In her linoleum print of 1946, “And a Special Fear for My Loved Ones,” Catlett shows the body of a black man with a rope around his neck lying on the ground, palm up in surrender. A row of men’s boots--not a helpful hand or grieving face in sight--suggests the cold indifference of the men who strung him up and cut him down.

One major failing of the show, however, is its lack of background on just what was happening in Mexico during the years the El Taller artists were working. As the wall text in the show explains, the workshop was founded under the term of Socialist President Lazaro Cardenas, who supported many of the goals of the Mexican Revolution.

But what were these goals, exactly? And--given the political slant of the art--shouldn’t we know something about Cardenas’s land reforms and his all-important nationalization of the petroleum industry? Prints in the show are dated as late as 1948, eight years after the general left office, so it also would be helpful to know something about the policies of his successors. For example, there may have been a particular reason why artist Raul Anguiano was moved to make a lithograph of a lime kiln in which two workers are dwarfed by huge funnels of smoke.


The mural painting backgrounds of some of the Self-Help artists come through clearly in the sheer theatricality of images with imposingly large figures and exaggerated perspectives (objects often seem to hurl or twist through space). But the stronger work either adds a personal twist to the familiar folk cliches of roses, hearts, tears, tattoos, Madonnas, ruby red lips and tasseled curtains, or looks elsewhere (to ancient myth, in a painting by Arturo Urista) for usable imagery.

In his painting, “Poder” (Power), Alfredo de Batuc conjures up a vision of a stern-faced but soigne fellow in evening clothes and a trench coat--presumably with asbestos coating--who ostentatiously sports a flaming heart. De Batuc may be suggesting we are looking to the wrong people as latter-day saviors.

Frank Romero’s prints vibrate with fat, fast-moving brush strokes. In his nostalgic “Frutas y Venduras” (Fruits and Vegetables), a “skeletal” produce truck--the strokes that sketch it each float independently in space--seems to ride on the tips of the tall grass past isolated pockets of trees.

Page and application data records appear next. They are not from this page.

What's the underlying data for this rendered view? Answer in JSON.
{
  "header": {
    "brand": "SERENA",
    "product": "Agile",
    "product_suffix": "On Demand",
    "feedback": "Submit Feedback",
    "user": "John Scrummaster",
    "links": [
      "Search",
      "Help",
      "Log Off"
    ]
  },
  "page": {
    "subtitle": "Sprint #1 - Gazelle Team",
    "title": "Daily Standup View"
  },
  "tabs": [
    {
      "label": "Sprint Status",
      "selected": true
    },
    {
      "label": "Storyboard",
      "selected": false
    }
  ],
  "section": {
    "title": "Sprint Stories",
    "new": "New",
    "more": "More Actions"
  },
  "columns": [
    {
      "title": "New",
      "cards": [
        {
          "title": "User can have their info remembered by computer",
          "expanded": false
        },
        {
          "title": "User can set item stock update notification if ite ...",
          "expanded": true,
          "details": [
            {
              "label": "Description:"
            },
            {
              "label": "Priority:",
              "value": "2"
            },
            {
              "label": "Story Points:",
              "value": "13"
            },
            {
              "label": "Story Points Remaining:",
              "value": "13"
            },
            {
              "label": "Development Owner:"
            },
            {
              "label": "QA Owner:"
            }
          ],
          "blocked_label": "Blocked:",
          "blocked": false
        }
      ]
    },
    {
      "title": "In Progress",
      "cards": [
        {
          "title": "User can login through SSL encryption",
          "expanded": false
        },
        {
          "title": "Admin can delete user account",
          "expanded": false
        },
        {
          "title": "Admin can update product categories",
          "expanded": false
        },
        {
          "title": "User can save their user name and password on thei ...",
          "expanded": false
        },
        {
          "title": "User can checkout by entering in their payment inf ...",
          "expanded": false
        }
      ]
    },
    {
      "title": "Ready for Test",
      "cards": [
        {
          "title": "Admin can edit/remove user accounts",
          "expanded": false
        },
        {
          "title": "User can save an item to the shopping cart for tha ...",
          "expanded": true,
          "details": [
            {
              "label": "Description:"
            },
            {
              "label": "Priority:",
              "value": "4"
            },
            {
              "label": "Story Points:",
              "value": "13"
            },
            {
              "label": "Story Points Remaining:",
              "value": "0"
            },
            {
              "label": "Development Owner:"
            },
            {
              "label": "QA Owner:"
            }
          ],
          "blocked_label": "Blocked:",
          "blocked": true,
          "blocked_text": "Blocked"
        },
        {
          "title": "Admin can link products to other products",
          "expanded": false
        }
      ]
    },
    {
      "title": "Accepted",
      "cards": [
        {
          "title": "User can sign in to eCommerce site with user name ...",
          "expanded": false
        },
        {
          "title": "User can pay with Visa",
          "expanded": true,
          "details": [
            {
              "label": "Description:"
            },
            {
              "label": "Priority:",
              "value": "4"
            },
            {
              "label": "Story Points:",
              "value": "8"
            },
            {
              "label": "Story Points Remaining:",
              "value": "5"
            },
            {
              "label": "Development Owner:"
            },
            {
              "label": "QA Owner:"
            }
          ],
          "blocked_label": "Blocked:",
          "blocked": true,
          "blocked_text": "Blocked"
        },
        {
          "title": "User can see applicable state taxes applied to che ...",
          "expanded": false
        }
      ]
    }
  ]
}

Barbara Carrasco’s cool, poster-like paintings and serigraphs instantly telegraph their point. In “Names Can Hurt,” she paints herself--surrounded by racial designations and attributes--with skin that peels off decoratively into brown and pink layers.


What: “El Taller de Grafica Popular: Mexican Workshop for Popular Graphic Art, 1937-1949" and “ ‘Self-Help’ Artists: Painting and Printmaking in East L.A.”

When: 11 a.m. to 5 p.m. daily; “El Taller” through Nov. 3; “Self-Help” through Nov. 12.

Where: Laguna Art Museum, 307 Cliff Drive, Laguna Beach.

Whereabouts: The museum is at the corner of Cliff Drive and North Coast Highway, just up the coast from the PCH intersection with Laguna Canyon Road.


Wherewithal: New admission prices: $3 general, $1.50 for students and seniors, free for children under 12.

Where to call: (714) 494-6531.